Using the Adesso Xtream H2 daily proved to be pretty easy for the most part. The H2 support the following Bluetooth profiles: A2DP, AVRCP, HSP, and HFP. Of course, these are expected, as each of these profiles are just to allow for wireless music streaming (A2DP), wireless playback control (AVRCP), calling capabilities (HSP) and hands free audio (HFP). Setting up the device is quick for all devices, whether Android or iOS. Because of the number of buttons they have, I wonder why they had to cram all the functions of power, pairing, voice dialing, and play/pause into a single button. They could have easily made the Previous/Next buttons into buttons for pairing or power, just so pairing the device would not accidently power off the headset, or vice versa.
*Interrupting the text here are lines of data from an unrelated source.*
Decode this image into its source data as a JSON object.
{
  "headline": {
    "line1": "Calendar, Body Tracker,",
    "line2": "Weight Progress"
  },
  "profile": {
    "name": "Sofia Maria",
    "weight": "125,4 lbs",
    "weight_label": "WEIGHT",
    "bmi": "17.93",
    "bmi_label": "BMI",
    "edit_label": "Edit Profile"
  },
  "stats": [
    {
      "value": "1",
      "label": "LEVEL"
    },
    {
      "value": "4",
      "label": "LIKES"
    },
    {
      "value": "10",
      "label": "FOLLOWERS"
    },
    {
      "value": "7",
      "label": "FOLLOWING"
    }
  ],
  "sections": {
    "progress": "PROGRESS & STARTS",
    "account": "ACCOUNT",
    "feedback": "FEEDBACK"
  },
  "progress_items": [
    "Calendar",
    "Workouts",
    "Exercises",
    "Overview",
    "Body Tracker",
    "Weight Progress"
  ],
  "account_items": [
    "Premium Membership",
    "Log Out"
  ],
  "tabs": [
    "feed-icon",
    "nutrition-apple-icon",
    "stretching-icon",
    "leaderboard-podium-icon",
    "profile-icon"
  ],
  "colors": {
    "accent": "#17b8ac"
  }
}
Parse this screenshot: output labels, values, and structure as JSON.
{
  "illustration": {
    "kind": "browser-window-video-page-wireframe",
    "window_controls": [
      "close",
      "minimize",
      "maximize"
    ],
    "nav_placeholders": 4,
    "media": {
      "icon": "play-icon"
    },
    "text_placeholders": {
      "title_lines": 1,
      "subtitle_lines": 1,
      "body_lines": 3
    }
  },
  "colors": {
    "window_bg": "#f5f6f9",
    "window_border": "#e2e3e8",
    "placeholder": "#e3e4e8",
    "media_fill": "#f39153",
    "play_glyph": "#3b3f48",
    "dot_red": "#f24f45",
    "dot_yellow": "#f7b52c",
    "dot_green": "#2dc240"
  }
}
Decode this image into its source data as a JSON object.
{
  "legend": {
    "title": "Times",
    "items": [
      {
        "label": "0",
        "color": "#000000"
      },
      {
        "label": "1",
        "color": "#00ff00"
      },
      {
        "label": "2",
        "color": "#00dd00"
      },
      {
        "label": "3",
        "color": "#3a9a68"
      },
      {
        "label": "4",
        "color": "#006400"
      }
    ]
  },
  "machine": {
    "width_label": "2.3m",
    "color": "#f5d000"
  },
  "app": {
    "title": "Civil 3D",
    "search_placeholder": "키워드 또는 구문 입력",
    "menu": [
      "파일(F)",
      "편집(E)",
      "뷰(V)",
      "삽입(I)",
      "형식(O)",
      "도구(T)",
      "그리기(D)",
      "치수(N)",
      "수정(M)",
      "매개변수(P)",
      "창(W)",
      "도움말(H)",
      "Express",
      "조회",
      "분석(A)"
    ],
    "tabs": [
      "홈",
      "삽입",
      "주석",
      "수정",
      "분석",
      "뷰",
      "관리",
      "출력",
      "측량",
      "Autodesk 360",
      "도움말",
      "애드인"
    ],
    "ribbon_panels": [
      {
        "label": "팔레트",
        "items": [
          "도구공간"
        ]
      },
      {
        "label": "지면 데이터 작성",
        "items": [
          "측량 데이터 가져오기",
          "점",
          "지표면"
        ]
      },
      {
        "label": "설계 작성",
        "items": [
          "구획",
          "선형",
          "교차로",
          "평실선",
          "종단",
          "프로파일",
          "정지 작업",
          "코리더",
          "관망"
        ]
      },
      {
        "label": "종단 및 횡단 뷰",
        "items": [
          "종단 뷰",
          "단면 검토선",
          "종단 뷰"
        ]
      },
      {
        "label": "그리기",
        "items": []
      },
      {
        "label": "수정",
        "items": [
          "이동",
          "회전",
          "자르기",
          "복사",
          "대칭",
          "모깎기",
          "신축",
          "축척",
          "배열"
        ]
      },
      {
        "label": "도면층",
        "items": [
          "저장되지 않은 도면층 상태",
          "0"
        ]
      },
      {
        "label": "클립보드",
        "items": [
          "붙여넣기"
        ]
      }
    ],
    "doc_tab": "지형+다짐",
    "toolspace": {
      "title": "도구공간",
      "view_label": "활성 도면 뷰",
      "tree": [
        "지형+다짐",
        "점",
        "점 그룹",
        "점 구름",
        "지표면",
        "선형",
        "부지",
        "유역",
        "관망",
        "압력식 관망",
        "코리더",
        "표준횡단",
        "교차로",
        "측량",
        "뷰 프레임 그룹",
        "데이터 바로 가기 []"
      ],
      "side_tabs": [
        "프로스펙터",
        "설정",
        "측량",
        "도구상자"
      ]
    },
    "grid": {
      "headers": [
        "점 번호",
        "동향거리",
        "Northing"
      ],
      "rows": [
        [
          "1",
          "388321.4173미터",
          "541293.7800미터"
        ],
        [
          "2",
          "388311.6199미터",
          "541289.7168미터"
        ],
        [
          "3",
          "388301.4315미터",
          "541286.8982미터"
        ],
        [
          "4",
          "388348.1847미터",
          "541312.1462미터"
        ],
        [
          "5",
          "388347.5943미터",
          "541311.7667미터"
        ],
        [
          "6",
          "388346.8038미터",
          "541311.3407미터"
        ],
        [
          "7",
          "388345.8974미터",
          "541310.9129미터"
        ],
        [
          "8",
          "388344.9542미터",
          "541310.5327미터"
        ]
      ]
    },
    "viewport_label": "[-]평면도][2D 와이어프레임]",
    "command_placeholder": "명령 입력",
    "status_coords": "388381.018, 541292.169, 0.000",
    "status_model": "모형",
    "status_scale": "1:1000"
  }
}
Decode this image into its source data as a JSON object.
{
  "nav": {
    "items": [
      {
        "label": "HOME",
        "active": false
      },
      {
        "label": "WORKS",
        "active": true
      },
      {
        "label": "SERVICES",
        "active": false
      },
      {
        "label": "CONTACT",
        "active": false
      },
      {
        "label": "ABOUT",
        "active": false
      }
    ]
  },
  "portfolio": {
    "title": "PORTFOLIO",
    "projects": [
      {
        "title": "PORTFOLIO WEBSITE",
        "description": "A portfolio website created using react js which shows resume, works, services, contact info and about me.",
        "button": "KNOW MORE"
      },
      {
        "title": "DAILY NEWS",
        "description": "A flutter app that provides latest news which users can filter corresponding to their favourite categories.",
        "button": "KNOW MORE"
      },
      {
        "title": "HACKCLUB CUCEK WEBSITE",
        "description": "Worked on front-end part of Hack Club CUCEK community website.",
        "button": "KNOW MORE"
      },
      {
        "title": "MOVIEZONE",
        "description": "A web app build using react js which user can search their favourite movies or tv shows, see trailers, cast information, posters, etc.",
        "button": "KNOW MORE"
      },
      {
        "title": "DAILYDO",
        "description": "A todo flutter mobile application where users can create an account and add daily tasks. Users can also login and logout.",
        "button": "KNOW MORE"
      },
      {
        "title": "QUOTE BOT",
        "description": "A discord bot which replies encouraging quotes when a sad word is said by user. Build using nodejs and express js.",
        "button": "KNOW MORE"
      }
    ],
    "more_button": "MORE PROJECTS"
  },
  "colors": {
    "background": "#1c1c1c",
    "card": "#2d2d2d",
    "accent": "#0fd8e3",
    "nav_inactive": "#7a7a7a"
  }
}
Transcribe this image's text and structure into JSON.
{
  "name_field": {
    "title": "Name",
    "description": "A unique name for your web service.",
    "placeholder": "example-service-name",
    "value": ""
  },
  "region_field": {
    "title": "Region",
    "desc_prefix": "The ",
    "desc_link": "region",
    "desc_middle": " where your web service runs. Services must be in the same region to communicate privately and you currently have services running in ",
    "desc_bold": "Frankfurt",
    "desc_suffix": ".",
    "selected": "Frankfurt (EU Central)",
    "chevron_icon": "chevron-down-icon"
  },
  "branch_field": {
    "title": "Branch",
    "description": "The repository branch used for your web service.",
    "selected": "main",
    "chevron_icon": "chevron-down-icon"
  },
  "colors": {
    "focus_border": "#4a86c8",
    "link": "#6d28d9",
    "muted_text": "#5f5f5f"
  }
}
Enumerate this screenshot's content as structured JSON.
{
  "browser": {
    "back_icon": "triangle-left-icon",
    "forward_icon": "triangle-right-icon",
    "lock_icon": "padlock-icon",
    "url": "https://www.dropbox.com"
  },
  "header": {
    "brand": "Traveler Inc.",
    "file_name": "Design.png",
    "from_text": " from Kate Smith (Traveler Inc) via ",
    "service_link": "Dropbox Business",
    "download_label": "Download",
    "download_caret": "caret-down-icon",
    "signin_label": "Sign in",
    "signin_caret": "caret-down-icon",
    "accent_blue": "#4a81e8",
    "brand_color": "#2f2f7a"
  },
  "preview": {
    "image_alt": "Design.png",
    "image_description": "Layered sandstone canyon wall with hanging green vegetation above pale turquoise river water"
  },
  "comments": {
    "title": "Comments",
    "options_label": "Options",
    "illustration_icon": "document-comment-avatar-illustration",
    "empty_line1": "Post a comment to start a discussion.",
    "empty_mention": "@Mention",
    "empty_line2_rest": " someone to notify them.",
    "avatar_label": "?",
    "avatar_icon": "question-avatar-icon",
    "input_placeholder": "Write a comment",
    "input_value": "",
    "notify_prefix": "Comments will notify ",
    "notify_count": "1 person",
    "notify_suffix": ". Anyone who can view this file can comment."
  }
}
On the other hand, the number of functions it executes is quite impressive. I barely had to remove my phone from my pocket at all during my morning commutes. The few times I switched back to my old pair of wired earbuds, I often found myself looking for the previous or next buttons before realizing I had to pull out my phone again. Is this a first world problem? Probably, but Adesso should be happy for the much appreciated additions they have implemented. Of course, these are not new ideas, and are available on other wired and wireless audio products, but it is good to see Adesso including them. Using the microphone produced clear and clean results, as the omnidirectional mic picked up my voice quite well. The Adesso Xtream H2s also held up quite well when put to the test for battery life and range. I was able to use the headset for approximately ten days before needing to recharge the device. When pushing the range of the device, I was able to go a bit further than the specified range quite successfully.

In terms of the rest of the implementation, there are a few more things I should point out. When increasing and decreasing the volume, there is obviously a limit to how much you can increase or decrease. Once you hit the limit, the music will momentarily stop playing, and a loud beep will come on to tell you that the minimum or maximum volume has been reached. For the first few times, this beep would always shock me, as it was just too loud and too unwarranted. Another quip is the lack of battery update support for Android devices. When you pair the Adesso Xtream H2 with and iOS device, a battery symbol in the corner of the device, whether an iPhone or an iPad, will appear to indicate the battery level of your H2. On the other hand, this does not show up on either of my Android devices. This issue could also be due to Android limitations, and therefore I will not dock the Xtream H2 for this, but it should be noted. Finally, there are times the headset will randomly disconnect for a few seconds and reconnect without notice. Unfortunately with my devices, when the Bluetooth device disconnects, the music continues to play through the external speaker, which could be embarrassing especially if you are listening to something by Rebecca Black or One Direction. Luckily, I have never been caught listening to them. This problem is understandable for wireless audio headsets, but should be addressed. Finally, there is quite a noticeable lag between the transmission and receiving of audio, as I noticed while watching videos and playing a rhythm game on Android called Cytus (Imagine “Dance Dance Revolution” for your fingers). Words often came out of people’s mouths a few seconds after they had said it, and Cytus was unplayable since the taps were not lining up with the music I was hearing. Unfortunately, this affects all Bluetooth audio devices, so it is not really Adesso's problem. This is just something to keep in mind.

Page Index
1. Introduction, Packaging, Specifications
2. Physical Look - Hardware
3. Subjective Audio Analysis, Usage
4. Conclusion